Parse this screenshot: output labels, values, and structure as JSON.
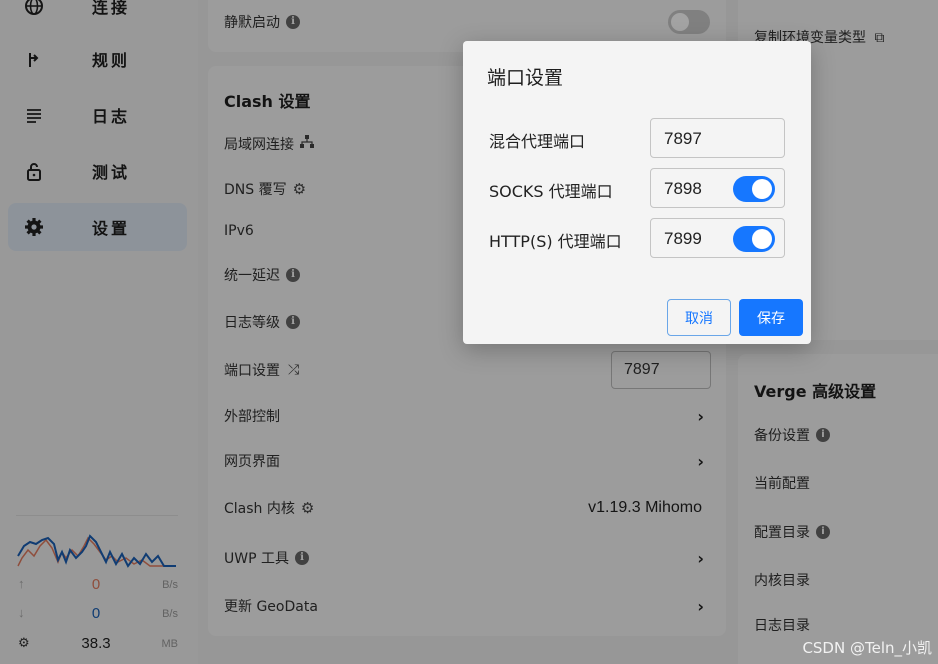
{
  "sidebar": {
    "items": [
      {
        "label": "连接",
        "icon": "globe-icon"
      },
      {
        "label": "规则",
        "icon": "route-icon"
      },
      {
        "label": "日志",
        "icon": "list-icon"
      },
      {
        "label": "测试",
        "icon": "lock-icon"
      },
      {
        "label": "设置",
        "icon": "gear-icon",
        "active": true
      }
    ],
    "traffic": {
      "upload": {
        "value": "0",
        "unit": "B/s",
        "color": "#e07a5f"
      },
      "download": {
        "value": "0",
        "unit": "B/s",
        "color": "#1a5fb4"
      },
      "memory": {
        "value": "38.3",
        "unit": "MB"
      }
    }
  },
  "main": {
    "top_card": {
      "silent_start_label": "静默启动"
    },
    "clash_card": {
      "title": "Clash 设置",
      "rows": {
        "lan": "局域网连接",
        "dns": "DNS 覆写",
        "ipv6": "IPv6",
        "unified_delay": "统一延迟",
        "log_level": "日志等级",
        "port_settings": "端口设置",
        "port_value": "7897",
        "external_control": "外部控制",
        "web_ui": "网页界面",
        "clash_core": "Clash 内核",
        "clash_core_version": "v1.19.3 Mihomo",
        "uwp_tool": "UWP 工具",
        "update_geodata": "更新 GeoData"
      }
    },
    "right_top_card": {
      "copy_env_label": "复制环境变量类型"
    },
    "verge_card": {
      "title": "Verge 高级设置",
      "rows": {
        "backup": "备份设置",
        "current_config": "当前配置",
        "config_dir": "配置目录",
        "core_dir": "内核目录",
        "log_dir": "日志目录"
      }
    }
  },
  "dialog": {
    "title": "端口设置",
    "fields": [
      {
        "label": "混合代理端口",
        "value": "7897"
      },
      {
        "label": "SOCKS 代理端口",
        "value": "7898",
        "enabled": true
      },
      {
        "label": "HTTP(S) 代理端口",
        "value": "7899",
        "enabled": true
      }
    ],
    "cancel_label": "取消",
    "save_label": "保存"
  },
  "colors": {
    "accent": "#1677ff"
  },
  "watermark": "CSDN @Teln_小凯"
}
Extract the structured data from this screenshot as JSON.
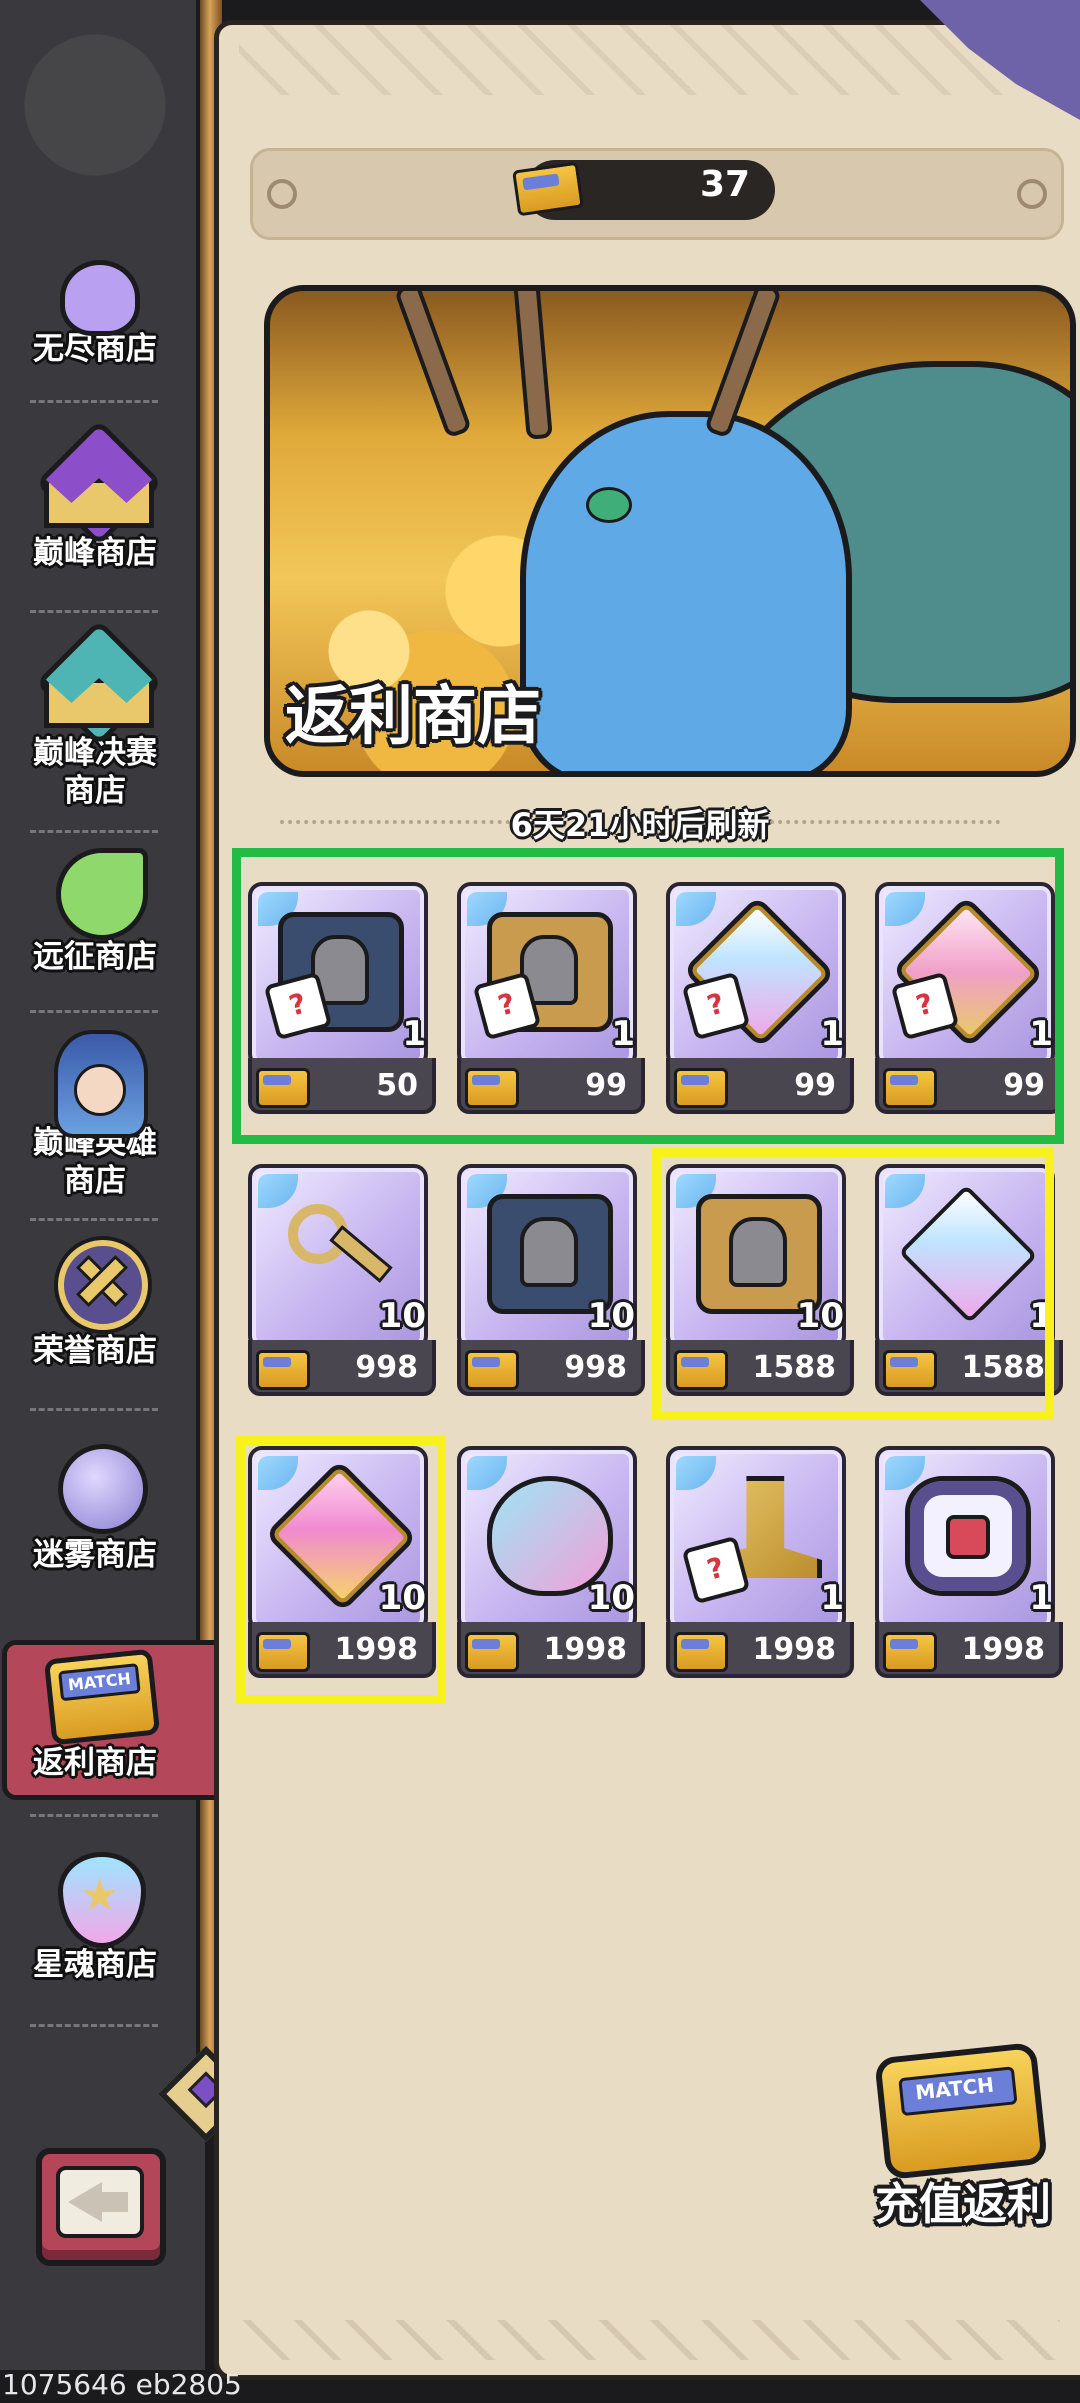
{
  "header": {
    "currency_value": "37",
    "currency_icon": "match-ticket-icon"
  },
  "sidebar": {
    "items": [
      {
        "label": "无尽商店",
        "icon": "slime-icon"
      },
      {
        "label": "巅峰商店",
        "icon": "purple-crown-icon"
      },
      {
        "label": "巅峰决赛商店",
        "icon": "teal-crown-icon"
      },
      {
        "label": "远征商店",
        "icon": "green-slime-icon"
      },
      {
        "label": "巅峰英雄商店",
        "icon": "hero-portrait-icon"
      },
      {
        "label": "荣誉商店",
        "icon": "crossed-swords-icon"
      },
      {
        "label": "迷雾商店",
        "icon": "mist-orb-icon"
      },
      {
        "label": "返利商店",
        "icon": "match-ticket-icon",
        "active": true
      },
      {
        "label": "星魂商店",
        "icon": "star-soul-icon"
      }
    ],
    "back_icon": "back-arrow-icon",
    "active_badge_text": "MATCH"
  },
  "banner": {
    "title": "返利商店"
  },
  "refresh": {
    "text": "6天21小时后刷新"
  },
  "items": [
    {
      "icon": "random-blue-helmet-book-icon",
      "qty": "1",
      "price": "50"
    },
    {
      "icon": "random-gold-helmet-book-icon",
      "qty": "1",
      "price": "99"
    },
    {
      "icon": "random-crystal-icon",
      "qty": "1",
      "price": "99"
    },
    {
      "icon": "random-pink-crystal-icon",
      "qty": "1",
      "price": "99"
    },
    {
      "icon": "gold-key-icon",
      "qty": "10",
      "price": "998"
    },
    {
      "icon": "blue-helmet-book-icon",
      "qty": "10",
      "price": "998"
    },
    {
      "icon": "gold-helmet-book-icon",
      "qty": "10",
      "price": "1588"
    },
    {
      "icon": "crystal-icon",
      "qty": "1",
      "price": "1588"
    },
    {
      "icon": "pink-gold-crystal-icon",
      "qty": "10",
      "price": "1998"
    },
    {
      "icon": "spirit-heart-icon",
      "qty": "10",
      "price": "1998"
    },
    {
      "icon": "ssr-random-weapon-icon",
      "qty": "1",
      "price": "1998"
    },
    {
      "icon": "sigil-icon",
      "qty": "1",
      "price": "1998"
    }
  ],
  "recharge": {
    "label": "充值返利",
    "icon_text": "MATCH"
  },
  "footer": {
    "text": "1075646 eb2805"
  },
  "colors": {
    "highlight_green": "#22bb44",
    "highlight_yellow": "#f6f21a",
    "active_tab": "#b5475a",
    "panel": "#e8dcc5"
  }
}
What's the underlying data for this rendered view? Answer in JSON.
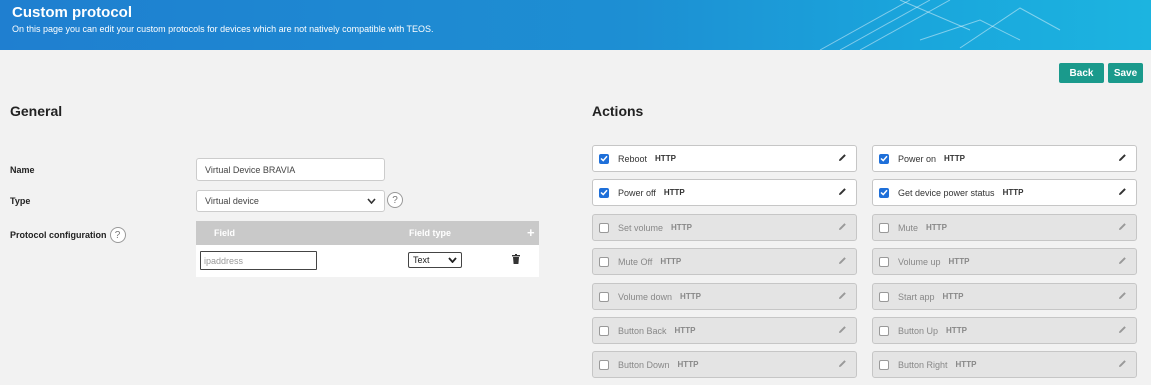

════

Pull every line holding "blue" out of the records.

Result for this task:
      "icon": "random-blue-helmet-book-icon",
      "icon": "blue-helmet-book-icon",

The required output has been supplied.